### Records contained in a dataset
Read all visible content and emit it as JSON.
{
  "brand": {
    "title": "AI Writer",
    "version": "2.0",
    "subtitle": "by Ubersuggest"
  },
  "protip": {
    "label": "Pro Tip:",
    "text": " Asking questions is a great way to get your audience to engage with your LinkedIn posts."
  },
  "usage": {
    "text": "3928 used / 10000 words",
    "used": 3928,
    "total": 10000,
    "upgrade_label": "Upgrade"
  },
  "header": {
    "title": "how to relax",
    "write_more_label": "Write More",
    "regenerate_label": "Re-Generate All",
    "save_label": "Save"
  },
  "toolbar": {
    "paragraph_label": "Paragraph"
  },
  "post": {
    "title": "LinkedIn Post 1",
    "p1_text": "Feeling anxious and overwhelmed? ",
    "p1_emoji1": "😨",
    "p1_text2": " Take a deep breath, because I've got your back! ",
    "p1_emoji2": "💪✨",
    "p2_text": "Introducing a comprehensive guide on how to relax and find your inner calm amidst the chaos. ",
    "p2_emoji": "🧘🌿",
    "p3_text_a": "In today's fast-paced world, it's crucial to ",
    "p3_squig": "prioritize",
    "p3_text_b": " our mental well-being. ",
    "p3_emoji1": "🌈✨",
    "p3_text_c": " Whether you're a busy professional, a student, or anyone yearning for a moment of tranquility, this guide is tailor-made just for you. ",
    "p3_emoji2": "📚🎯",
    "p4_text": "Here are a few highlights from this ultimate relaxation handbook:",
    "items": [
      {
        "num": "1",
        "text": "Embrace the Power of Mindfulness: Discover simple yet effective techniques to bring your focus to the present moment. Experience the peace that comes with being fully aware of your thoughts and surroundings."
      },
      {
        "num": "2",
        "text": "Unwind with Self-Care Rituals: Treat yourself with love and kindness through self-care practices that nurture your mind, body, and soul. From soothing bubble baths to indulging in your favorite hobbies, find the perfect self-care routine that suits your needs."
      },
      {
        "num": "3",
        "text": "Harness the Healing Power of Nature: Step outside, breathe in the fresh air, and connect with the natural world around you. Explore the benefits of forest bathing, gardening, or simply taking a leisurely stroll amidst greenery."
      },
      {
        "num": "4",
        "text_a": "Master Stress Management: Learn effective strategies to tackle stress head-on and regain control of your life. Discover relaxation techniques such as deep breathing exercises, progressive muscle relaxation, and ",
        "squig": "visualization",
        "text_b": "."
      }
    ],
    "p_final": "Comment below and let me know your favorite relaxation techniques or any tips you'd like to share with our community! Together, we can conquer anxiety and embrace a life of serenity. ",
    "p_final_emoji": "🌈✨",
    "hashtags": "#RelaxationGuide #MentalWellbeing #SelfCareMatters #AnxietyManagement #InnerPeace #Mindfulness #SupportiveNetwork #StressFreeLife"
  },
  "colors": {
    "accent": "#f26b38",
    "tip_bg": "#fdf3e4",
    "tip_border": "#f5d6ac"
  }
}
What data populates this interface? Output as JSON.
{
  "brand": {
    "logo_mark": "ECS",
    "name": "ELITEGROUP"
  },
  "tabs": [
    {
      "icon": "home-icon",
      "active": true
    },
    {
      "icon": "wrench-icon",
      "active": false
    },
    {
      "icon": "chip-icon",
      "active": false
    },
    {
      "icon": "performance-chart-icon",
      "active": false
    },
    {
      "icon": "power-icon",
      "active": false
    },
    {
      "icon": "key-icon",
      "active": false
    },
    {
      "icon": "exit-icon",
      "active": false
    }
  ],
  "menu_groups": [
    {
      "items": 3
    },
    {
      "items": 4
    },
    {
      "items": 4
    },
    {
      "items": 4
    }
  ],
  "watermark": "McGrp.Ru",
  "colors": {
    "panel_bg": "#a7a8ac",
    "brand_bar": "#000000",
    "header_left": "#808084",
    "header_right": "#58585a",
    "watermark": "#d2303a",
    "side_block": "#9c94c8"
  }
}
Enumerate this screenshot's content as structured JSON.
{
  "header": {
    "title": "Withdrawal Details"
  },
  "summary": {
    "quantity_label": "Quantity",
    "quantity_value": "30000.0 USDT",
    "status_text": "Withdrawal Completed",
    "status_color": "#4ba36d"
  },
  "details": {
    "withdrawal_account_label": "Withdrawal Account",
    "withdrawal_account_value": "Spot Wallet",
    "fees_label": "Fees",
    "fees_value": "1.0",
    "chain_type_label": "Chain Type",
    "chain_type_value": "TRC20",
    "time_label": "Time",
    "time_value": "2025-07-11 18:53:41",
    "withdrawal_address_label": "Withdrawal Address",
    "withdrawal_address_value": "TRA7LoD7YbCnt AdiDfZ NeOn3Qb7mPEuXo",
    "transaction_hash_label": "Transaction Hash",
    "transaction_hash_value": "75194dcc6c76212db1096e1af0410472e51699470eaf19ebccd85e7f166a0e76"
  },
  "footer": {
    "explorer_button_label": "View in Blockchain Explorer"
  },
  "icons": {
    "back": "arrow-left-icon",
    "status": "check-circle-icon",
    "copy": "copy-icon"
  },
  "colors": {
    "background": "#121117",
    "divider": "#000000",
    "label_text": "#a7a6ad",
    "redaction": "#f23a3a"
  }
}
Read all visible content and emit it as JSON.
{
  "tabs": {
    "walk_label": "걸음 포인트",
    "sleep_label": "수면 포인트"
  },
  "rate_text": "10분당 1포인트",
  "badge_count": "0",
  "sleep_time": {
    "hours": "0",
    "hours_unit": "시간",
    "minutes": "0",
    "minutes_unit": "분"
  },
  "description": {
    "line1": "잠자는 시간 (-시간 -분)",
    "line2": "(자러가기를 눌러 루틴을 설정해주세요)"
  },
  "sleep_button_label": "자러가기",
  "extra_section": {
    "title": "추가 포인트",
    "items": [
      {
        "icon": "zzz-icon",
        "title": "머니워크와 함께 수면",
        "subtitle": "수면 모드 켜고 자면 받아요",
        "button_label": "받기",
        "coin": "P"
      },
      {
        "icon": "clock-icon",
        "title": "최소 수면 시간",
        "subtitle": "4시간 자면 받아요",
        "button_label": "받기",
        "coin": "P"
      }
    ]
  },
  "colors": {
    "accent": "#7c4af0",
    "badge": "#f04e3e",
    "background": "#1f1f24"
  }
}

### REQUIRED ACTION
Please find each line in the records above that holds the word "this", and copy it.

### THE COMPLETED TASK
    "p3_text_c": " Whether you're a busy professional, a student, or anyone yearning for a moment of tranquility, this guide is tailor-made just for you. ",
    "p4_text": "Here are a few highlights from this ultimate relaxation handbook:",
What data populates this interface? Output as JSON.
Enumerate this screenshot's content as structured JSON.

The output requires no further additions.